Pay day loan are primarily utilized by reduced-to-moderate-earnings earners with limited usage of other sources of borrowing from the bank, often to pay very first living expenses or even to coverage surprise economic emergency. While the home financial fragility has spread, very as well enjoys user demand for pay day loan or any other models out-of quick-title, high-cost borrowing.

Used, the modern system from county-peak regulation imposes significant can cost you into says that seek to control payday credit on their customers. These limiting claims need spend information to monitor attempts by away-of-condition loan providers, particularly the expanding amount of on the internet loan providers, to extend loans on their owners from inside the citation away from state law. Online lenders possess a lengthy come to, straining legislation administration sourced elements of limiting states.

This issue isn’t the. Limiting says have struggled exploitative lending all over county lines for more than a century. During the early twentieth century, specific short-dollar lenders functioning what they called “the Portland equipment,” titled immediately following Portland, Maine, so you’re able to shift the newest legal locus of your companies’ money in the borrower’s restrictive home state so you can a more permissive legislation including Maine, in which higher-rates lending is courtroom. Limiting says, such as for example Ny, answered with laws and regulations that increased the latest obstacles to own loan providers once they attempted to collect this type of bills.

To attenuate these types of judge disputes anywhere between says and you may stanch the production of unregulated high-rates fund, reformers tried to expose a familiar regulating build of the writing an effective consistent legislation to control brief financing. The first write of the rules, known as the Consistent Quick Mortgage Legislation, appeared in the fresh later 1910s and you can greet subscribed loan providers and make finance of up to $300 (more than $4,000 in the current cash) and also to charge costs and interest of only about step three.5 % per month. Regulations, drafted because of the Russell Sage Basis and you will people in this new trade connection having brief-share lenders, aimed so you’re able to legitimize the firm because of the drawing in “sincere financial support,” meaning loan providers who were “reliable boys” and perform charges only about the utmost rate.

Rather than moving to possess a federal rules, reformers campaigned into consistent law’s use into a state-by-county foundation. Regulations never hit common greet but an increasing listing of says used it throughout this new 1920s, that have no less than 25 says which have a version of what the law states or a comparable scale to their instructions from the 1930. As opposed take a look at this website to a federal rule, although not, small-contribution lenders enjoys proceeded discover implies as much as state-top constraints.

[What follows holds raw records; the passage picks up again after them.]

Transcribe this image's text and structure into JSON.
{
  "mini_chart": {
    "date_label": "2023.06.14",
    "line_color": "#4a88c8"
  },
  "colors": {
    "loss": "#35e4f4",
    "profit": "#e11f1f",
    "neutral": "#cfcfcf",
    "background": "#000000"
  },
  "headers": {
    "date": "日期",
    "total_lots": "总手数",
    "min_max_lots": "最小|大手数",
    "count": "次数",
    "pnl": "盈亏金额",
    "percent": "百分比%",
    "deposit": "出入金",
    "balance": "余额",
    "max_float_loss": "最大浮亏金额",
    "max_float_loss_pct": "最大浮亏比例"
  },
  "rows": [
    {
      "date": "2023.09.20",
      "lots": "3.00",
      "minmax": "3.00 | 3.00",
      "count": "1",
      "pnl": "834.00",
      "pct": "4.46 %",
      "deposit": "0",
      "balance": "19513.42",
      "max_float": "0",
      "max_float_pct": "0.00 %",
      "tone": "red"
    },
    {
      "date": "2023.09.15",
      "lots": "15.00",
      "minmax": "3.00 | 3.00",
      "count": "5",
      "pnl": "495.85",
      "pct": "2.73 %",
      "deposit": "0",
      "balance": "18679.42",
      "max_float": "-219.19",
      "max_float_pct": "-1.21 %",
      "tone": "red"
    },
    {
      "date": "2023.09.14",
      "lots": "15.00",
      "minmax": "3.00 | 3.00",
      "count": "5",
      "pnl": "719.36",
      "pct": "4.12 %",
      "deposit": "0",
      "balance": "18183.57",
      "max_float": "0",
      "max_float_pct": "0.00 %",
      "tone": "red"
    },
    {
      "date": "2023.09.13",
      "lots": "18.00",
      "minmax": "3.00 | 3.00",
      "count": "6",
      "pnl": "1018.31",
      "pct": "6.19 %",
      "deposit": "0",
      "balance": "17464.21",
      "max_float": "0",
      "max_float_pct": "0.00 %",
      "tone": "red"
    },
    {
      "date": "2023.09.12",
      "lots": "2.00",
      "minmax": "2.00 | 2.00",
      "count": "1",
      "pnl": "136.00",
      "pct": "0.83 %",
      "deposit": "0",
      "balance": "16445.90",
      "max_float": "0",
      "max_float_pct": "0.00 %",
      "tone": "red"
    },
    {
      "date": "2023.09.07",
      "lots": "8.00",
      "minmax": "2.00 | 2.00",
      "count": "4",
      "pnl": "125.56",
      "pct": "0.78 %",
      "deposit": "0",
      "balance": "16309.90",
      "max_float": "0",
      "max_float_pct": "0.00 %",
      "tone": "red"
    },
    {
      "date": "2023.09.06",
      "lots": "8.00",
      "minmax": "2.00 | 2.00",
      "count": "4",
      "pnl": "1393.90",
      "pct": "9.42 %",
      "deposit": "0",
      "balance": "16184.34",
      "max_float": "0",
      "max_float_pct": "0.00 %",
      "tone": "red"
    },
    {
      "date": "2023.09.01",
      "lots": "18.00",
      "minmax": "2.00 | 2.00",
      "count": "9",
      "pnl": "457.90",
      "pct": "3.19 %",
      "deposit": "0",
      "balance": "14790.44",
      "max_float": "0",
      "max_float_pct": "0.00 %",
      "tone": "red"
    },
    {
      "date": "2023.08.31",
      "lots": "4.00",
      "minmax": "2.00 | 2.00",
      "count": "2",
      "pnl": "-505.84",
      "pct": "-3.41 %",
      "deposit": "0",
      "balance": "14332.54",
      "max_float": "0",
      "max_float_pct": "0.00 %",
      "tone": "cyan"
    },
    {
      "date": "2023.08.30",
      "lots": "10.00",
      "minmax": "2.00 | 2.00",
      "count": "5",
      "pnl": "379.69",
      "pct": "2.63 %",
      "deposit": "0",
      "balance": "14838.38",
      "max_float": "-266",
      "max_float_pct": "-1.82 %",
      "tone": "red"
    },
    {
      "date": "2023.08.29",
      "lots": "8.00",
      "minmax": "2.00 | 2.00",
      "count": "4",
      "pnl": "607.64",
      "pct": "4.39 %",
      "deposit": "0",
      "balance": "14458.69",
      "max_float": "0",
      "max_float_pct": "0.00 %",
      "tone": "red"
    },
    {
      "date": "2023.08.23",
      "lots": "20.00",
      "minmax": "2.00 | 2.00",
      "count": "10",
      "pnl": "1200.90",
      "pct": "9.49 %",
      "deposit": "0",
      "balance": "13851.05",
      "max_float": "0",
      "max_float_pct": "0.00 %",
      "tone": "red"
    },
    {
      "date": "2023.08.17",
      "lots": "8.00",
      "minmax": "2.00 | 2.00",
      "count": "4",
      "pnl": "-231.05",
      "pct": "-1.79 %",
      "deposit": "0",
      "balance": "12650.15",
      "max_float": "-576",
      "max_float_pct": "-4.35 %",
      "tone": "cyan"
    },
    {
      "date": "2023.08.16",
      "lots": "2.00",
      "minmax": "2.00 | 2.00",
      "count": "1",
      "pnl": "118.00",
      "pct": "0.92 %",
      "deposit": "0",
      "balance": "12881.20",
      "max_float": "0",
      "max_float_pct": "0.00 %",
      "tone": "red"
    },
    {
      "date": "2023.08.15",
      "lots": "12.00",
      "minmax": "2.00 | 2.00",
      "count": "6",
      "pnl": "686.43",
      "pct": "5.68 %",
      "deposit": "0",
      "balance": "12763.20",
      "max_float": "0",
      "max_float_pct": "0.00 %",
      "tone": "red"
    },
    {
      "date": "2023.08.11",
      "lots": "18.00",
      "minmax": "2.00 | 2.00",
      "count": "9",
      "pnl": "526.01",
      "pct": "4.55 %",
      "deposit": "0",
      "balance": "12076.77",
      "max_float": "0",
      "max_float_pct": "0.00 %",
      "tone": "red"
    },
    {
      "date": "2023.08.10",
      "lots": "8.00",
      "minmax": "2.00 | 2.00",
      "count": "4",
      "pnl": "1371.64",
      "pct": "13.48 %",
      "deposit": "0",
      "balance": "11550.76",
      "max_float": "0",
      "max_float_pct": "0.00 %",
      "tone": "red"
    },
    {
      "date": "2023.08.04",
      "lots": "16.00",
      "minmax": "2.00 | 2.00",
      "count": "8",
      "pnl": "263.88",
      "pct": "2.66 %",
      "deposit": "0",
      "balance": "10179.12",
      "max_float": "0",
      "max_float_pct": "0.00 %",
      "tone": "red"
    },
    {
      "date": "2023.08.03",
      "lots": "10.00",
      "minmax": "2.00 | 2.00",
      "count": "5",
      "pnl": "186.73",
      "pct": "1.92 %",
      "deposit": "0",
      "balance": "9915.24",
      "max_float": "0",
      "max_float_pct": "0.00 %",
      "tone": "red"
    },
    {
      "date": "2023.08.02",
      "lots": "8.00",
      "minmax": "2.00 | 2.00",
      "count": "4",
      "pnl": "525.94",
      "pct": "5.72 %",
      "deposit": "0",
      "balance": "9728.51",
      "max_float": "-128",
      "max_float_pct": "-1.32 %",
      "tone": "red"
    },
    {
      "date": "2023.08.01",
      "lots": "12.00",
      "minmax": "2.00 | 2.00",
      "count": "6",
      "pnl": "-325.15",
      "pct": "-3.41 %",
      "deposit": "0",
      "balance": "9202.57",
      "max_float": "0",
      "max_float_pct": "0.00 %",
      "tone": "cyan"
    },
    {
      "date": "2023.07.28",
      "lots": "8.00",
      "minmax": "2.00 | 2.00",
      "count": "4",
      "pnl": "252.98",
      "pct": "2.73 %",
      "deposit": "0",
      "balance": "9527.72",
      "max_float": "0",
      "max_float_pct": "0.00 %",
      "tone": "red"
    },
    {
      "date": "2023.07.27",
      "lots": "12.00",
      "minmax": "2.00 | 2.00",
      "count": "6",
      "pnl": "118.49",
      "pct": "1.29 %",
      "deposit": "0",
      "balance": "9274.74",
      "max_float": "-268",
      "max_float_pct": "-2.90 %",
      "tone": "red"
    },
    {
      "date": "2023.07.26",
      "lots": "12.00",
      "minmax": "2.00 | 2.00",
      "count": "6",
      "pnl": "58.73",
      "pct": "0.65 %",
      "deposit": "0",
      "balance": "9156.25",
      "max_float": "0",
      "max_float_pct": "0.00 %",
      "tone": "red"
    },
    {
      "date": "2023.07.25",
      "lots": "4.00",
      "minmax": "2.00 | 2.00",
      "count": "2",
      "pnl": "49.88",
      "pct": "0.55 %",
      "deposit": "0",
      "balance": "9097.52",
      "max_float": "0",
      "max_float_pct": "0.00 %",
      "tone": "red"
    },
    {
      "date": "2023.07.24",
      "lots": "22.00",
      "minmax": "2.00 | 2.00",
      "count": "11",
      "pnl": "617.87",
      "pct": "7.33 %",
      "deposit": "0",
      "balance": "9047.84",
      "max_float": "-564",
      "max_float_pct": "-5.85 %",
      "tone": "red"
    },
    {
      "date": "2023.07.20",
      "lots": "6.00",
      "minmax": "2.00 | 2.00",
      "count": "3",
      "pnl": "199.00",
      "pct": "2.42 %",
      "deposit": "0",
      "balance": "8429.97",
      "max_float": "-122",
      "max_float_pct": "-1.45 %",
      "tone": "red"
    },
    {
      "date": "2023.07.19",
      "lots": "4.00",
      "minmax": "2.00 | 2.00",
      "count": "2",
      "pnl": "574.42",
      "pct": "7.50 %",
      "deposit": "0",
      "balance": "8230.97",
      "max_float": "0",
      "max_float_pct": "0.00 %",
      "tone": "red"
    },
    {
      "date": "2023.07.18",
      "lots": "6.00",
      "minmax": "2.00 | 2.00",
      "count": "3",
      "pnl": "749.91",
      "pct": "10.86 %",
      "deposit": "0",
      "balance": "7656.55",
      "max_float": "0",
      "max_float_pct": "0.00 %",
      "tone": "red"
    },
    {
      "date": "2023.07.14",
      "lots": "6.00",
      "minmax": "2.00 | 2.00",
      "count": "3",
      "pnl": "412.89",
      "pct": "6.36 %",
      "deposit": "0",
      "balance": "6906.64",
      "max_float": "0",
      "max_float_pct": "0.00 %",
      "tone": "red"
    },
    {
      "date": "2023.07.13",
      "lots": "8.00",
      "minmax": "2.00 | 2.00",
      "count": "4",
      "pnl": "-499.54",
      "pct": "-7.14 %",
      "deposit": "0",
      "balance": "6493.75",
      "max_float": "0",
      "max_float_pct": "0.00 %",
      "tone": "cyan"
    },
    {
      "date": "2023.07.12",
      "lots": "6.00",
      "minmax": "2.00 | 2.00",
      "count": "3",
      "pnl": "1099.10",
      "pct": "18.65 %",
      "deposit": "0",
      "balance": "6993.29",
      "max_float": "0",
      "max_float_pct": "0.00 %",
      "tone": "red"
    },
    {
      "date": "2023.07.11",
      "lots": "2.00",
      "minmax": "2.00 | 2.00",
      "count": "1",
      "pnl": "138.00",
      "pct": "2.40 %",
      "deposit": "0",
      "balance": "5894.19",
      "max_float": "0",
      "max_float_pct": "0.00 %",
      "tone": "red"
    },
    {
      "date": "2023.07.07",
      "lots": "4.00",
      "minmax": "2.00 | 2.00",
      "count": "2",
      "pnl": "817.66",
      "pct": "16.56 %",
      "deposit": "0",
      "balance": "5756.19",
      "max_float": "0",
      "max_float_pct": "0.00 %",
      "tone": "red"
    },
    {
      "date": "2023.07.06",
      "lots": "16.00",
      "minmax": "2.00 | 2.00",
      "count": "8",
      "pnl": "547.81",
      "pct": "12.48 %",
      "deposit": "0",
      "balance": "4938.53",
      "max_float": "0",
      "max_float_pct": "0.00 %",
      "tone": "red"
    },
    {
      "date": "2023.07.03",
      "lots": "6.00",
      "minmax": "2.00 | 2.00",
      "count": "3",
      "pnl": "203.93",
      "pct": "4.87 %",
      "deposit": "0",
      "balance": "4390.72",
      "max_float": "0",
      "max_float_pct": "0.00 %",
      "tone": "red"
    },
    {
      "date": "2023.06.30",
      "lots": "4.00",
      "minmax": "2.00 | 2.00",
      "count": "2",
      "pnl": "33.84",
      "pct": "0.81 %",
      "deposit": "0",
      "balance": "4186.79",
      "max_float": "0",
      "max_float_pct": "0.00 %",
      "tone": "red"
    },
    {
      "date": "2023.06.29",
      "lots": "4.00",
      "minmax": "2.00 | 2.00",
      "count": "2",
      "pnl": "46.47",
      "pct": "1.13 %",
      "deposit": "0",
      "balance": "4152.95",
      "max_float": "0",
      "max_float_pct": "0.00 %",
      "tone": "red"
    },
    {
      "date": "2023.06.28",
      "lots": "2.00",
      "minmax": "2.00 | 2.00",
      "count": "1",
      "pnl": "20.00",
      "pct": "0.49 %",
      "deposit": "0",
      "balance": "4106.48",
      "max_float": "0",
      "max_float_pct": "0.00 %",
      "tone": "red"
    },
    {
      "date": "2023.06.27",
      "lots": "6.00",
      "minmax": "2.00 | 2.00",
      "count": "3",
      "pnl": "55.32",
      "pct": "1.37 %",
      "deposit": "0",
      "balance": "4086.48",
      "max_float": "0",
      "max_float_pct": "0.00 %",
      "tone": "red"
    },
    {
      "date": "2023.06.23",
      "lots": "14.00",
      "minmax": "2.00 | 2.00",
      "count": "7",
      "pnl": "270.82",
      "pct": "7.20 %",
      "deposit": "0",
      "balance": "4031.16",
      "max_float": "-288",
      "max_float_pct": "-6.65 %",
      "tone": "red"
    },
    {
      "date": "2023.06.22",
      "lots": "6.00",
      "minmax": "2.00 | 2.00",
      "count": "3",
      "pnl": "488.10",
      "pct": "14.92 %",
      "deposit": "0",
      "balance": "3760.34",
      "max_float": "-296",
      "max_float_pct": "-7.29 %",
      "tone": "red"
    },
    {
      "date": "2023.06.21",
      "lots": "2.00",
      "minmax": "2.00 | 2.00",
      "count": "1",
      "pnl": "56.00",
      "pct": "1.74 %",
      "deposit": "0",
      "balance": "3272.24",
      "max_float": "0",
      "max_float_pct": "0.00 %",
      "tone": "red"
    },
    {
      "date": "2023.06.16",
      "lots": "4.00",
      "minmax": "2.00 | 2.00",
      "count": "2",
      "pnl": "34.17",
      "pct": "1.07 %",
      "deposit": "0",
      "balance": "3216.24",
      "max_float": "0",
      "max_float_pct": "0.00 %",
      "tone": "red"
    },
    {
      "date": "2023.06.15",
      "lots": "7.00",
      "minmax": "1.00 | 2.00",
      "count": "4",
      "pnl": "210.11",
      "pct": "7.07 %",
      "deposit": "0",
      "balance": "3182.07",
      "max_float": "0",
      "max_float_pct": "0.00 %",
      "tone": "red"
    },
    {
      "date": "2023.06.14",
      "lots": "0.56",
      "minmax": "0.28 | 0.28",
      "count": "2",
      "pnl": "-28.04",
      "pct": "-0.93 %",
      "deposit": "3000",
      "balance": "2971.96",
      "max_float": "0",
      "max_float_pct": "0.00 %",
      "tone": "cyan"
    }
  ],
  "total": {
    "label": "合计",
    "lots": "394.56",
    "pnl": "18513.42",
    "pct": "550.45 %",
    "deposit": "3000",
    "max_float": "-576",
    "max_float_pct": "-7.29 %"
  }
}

In the early 2000s, a type of brand new Portland unit reappeared: pay check lenders first started extending borrowing so you can consumers inside the limiting states of the integrating that have finance companies, which are often exempt regarding compliance with county usury legislation. The fresh strategy worked, up to federal government halted this type of therefore-called “rent-a-bank” preparations.